Tanzania has finally signed into law their eyebrow-raising new regulation that will govern social media and blogging. The regulation known as Electronic and Postal Communications (Online Content) Regulations 2017, was initially published by Tanzania Communications Regulatory Authority (TCRA) and came into effect during March 2018.
Among some interesting laws as stated in the regulation is a license fee to be charged to Tanzanians operating online radio stations and video (TV) websites, Registration fees don’t only apply to online radio and TV websites operated by anyone in Tanzania.
Besides, Bloggers to are required to a apply for a license (to blog) from TCRA, just like what is stipulated for online radio and TV websites, bloggers will be required a license fee upon registration as well as an annual fees. Despite TCRA holding public forums to discuss the draft document published in 2017 where various stakeholders are reported to raised objections, Dr. Harrison Mwakyembe, Tanzania’s Minister for Information, Culture, Arts and Sports, has gone on to sign the regulations into law.

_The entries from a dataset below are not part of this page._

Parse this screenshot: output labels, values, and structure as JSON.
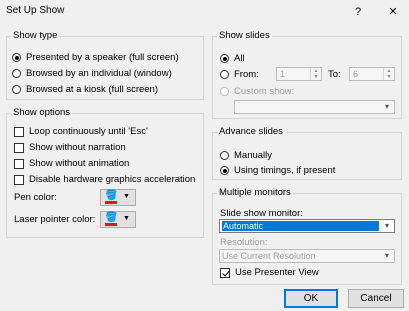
{
  "window": {
    "title": "Set Up Show",
    "help": "?",
    "close": "✕"
  },
  "show_type": {
    "legend": "Show type",
    "options": [
      {
        "label": "Presented by a speaker (full screen)",
        "selected": true
      },
      {
        "label": "Browsed by an individual (window)",
        "selected": false
      },
      {
        "label": "Browsed at a kiosk (full screen)",
        "selected": false
      }
    ]
  },
  "show_options": {
    "legend": "Show options",
    "checks": [
      {
        "label": "Loop continuously until 'Esc'",
        "checked": false
      },
      {
        "label": "Show without narration",
        "checked": false
      },
      {
        "label": "Show without animation",
        "checked": false
      },
      {
        "label": "Disable hardware graphics acceleration",
        "checked": false
      }
    ],
    "pen_color_label": "Pen color:",
    "laser_color_label": "Laser pointer color:",
    "pen_color": "#e81123",
    "laser_color": "#e81123"
  },
  "show_slides": {
    "legend": "Show slides",
    "all_label": "All",
    "from_label": "From:",
    "from_value": "1",
    "to_label": "To:",
    "to_value": "6",
    "custom_label": "Custom show:",
    "custom_value": ""
  },
  "advance_slides": {
    "legend": "Advance slides",
    "manually_label": "Manually",
    "timings_label": "Using timings, if present"
  },
  "monitors": {
    "legend": "Multiple monitors",
    "monitor_label": "Slide show monitor:",
    "monitor_value": "Automatic",
    "resolution_label": "Resolution:",
    "resolution_value": "Use Current Resolution",
    "presenter_view_label": "Use Presenter View",
    "presenter_view_checked": true
  },
  "buttons": {
    "ok": "OK",
    "cancel": "Cancel"
  },
  "colors": {
    "accent": "#0078d7",
    "background": "#f0f0f0",
    "disabled_text": "#a0a0a0"
  }
}
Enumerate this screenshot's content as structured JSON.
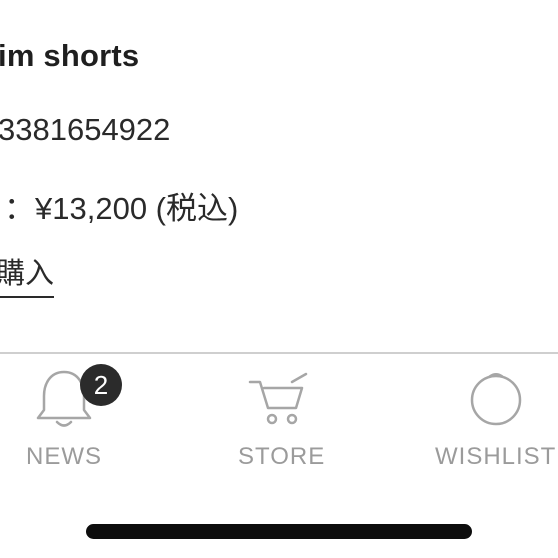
{
  "product": {
    "title": "im shorts",
    "code": "3381654922",
    "price": "：¥13,200 (税込)",
    "buy_link_label": "購入"
  },
  "tabbar": {
    "tabs": [
      {
        "label": "NEWS",
        "icon": "bell-icon",
        "badge": "2"
      },
      {
        "label": "STORE",
        "icon": "cart-icon"
      },
      {
        "label": "WISHLIST",
        "icon": "circle-icon"
      }
    ]
  },
  "colors": {
    "text": "#1f1f1f",
    "tab_inactive": "#9b9b9b",
    "badge_bg": "#2b2b2b",
    "divider": "#cfcfcf",
    "home_indicator": "#0d0d0d"
  }
}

Tanzania’s government has said that the Electronic and Postal Communications (Online Content) Regulations 2018 will help to put a stop to the “moral decadence” caused by social media and the internet in the country.
The eastern African country’s policymakers also said that social media is a threat to Tanzania’s national security.
Another peculiar part of the regulations is that everyone in Tanzania will be required to have a password (PIN) for locking their mobile phones, and failure to have this will result in a fine of more than 5 million Tanzanian Shillings (approximate $2,000) or even 12 months imprisonment, or both depending on what the court decides.
Online content publishers (blogs, podcasts, video) will apply for a license at a fee of 100,000 Tanzanian Shillings, pay an initial license fee of 1,000,000 Tanzanian Shillings and an annual license fee of 1,000,000 Tanzanian Shillings.
This means to run something as simple as a personal blog(text) if you live in Tanzania, you’d have to spend an initial (approximately) $900 in license fees.
There is no doubt that the new regulations are as an infringement of people’s basic human rights but more interesting will be to observe, how TCRA intends to monitor violations to these regulations.